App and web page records
[Start of section]

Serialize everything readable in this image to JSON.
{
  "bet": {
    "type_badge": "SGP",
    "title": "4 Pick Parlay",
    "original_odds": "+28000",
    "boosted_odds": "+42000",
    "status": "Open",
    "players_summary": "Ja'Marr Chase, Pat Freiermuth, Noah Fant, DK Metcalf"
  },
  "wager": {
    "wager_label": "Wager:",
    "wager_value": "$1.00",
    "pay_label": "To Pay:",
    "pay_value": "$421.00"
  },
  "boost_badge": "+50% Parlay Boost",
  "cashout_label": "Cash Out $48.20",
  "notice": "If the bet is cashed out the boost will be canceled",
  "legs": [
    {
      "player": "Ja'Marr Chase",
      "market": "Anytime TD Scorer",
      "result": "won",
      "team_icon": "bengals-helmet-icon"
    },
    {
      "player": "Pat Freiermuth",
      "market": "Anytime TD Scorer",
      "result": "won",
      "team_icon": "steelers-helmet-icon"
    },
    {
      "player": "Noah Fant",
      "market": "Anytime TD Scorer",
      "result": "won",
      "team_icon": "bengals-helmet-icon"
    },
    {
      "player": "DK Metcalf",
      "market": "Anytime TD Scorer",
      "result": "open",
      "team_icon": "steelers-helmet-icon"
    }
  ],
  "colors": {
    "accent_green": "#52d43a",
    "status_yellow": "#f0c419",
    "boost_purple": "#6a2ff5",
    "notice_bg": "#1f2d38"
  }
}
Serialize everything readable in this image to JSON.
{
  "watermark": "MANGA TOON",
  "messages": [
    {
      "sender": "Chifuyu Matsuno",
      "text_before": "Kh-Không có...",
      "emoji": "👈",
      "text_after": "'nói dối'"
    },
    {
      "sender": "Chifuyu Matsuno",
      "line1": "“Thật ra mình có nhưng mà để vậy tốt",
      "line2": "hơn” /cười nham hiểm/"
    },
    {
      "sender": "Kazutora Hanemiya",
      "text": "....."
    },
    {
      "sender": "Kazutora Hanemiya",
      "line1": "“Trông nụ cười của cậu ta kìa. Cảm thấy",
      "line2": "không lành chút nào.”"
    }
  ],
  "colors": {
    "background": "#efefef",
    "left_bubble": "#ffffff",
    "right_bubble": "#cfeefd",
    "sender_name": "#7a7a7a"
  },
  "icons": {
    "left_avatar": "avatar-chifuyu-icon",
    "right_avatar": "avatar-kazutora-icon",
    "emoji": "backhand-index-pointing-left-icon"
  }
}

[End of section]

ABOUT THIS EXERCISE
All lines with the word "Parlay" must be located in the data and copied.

ANSWER TO THIS EXERCISE
    "title": "4 Pick Parlay",
  "boost_badge": "+50% Parlay Boost",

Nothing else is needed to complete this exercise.